Data extracted from a collection:
——

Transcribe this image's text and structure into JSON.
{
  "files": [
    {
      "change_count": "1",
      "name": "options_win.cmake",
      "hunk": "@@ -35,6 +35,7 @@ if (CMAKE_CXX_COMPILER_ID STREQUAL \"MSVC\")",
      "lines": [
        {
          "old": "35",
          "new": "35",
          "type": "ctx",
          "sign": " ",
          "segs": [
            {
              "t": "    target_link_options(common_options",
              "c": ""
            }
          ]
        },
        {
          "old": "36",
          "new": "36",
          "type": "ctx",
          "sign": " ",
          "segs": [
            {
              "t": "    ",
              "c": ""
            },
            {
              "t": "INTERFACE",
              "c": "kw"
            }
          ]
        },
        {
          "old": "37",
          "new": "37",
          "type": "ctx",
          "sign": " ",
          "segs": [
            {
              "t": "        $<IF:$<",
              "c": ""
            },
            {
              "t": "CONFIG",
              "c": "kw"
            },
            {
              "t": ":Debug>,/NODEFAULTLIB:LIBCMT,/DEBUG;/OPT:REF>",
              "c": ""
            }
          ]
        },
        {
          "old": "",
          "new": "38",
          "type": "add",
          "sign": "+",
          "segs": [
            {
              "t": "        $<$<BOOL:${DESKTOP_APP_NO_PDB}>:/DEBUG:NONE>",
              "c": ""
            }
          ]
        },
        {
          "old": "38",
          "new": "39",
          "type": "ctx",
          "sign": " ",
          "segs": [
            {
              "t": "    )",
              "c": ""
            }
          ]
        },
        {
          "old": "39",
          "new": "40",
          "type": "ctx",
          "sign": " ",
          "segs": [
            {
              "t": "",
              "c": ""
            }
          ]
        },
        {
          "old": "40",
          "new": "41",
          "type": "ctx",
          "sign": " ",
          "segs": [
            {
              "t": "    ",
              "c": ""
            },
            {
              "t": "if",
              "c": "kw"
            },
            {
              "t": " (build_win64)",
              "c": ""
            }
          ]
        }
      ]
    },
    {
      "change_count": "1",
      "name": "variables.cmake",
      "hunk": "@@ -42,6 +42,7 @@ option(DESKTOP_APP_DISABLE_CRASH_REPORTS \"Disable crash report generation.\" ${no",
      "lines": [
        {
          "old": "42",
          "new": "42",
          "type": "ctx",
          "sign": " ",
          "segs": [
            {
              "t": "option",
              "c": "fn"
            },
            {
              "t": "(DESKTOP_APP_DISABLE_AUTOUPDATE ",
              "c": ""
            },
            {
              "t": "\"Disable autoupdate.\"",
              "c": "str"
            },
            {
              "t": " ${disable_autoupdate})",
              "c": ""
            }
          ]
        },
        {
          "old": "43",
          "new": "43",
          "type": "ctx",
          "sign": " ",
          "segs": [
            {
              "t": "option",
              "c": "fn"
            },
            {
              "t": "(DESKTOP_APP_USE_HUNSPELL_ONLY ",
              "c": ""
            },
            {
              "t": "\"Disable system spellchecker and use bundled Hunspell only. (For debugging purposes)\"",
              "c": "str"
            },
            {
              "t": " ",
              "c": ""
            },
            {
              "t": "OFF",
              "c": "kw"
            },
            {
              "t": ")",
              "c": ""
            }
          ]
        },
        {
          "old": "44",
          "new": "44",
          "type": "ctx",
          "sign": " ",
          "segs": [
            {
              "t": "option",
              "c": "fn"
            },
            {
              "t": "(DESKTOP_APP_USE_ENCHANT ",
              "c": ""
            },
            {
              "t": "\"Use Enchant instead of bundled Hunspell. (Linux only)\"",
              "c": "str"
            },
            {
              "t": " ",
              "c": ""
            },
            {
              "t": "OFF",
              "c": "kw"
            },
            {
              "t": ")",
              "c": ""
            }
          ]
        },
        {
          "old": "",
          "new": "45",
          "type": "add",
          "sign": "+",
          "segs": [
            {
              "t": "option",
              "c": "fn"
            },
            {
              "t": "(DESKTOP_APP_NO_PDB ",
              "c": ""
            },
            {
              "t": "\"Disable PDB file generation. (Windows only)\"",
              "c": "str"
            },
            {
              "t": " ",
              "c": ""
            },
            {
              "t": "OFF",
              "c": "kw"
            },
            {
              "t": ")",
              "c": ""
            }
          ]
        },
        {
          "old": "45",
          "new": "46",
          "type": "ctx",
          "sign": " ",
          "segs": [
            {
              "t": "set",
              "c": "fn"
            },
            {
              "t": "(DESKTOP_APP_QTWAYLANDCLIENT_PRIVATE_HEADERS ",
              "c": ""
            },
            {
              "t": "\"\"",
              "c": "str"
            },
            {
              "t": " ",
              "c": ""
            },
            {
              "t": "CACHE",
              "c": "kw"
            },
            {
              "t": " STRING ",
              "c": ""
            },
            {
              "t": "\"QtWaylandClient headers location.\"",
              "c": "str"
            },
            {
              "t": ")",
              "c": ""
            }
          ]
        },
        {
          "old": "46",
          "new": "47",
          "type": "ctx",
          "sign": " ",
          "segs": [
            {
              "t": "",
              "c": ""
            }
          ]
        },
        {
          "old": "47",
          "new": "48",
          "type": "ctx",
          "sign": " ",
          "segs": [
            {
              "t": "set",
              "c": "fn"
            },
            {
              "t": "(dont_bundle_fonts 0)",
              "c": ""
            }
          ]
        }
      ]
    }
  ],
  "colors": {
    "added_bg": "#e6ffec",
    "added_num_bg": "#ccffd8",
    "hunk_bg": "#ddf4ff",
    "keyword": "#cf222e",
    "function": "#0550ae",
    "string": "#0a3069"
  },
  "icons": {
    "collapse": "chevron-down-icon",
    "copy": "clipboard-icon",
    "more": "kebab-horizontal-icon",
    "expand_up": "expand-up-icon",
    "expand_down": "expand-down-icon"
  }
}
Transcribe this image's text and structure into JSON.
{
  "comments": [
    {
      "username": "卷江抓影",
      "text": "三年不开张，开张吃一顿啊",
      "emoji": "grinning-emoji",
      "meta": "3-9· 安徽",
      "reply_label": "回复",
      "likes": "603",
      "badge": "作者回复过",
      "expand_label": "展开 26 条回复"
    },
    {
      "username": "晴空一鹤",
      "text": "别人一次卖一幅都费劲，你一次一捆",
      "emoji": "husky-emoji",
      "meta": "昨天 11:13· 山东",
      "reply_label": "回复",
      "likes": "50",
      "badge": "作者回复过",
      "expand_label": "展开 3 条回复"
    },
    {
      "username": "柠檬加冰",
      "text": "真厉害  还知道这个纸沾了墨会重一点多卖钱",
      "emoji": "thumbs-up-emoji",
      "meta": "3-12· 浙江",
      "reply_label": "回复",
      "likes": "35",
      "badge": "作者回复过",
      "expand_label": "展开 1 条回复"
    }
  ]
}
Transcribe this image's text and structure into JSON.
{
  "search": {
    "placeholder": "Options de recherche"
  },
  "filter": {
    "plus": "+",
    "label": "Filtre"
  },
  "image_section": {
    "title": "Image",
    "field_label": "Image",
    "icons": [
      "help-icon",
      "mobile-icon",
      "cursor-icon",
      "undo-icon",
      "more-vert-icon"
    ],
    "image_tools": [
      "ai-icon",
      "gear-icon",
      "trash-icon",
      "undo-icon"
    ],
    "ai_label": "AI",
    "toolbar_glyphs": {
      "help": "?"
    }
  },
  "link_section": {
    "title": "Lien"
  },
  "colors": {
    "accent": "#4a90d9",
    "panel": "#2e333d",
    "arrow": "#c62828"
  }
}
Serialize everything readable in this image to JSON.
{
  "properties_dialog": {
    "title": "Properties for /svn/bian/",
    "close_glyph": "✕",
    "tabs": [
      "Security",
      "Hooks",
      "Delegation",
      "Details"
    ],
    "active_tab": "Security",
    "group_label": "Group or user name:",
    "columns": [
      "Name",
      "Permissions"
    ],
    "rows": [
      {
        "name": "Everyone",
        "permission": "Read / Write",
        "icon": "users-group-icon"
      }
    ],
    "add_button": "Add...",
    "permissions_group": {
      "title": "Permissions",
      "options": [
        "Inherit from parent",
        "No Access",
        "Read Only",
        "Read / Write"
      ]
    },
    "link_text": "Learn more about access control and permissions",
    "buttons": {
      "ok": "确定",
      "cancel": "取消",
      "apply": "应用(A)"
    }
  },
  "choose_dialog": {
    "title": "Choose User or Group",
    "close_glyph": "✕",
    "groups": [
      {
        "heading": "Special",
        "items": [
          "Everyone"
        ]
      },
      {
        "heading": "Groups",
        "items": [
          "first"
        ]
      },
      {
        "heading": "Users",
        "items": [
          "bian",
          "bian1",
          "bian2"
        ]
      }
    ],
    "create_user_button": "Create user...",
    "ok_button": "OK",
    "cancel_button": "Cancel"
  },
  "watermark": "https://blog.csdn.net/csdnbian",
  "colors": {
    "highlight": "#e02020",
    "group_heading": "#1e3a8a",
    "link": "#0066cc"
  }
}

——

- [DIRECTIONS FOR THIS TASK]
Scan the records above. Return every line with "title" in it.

- [SOLUTION TO THIS EXERCISE]
    "title": "Image",
    "title": "Lien"
    "title": "Properties for /svn/bian/",
      "title": "Permissions",
    "title": "Choose User or Group",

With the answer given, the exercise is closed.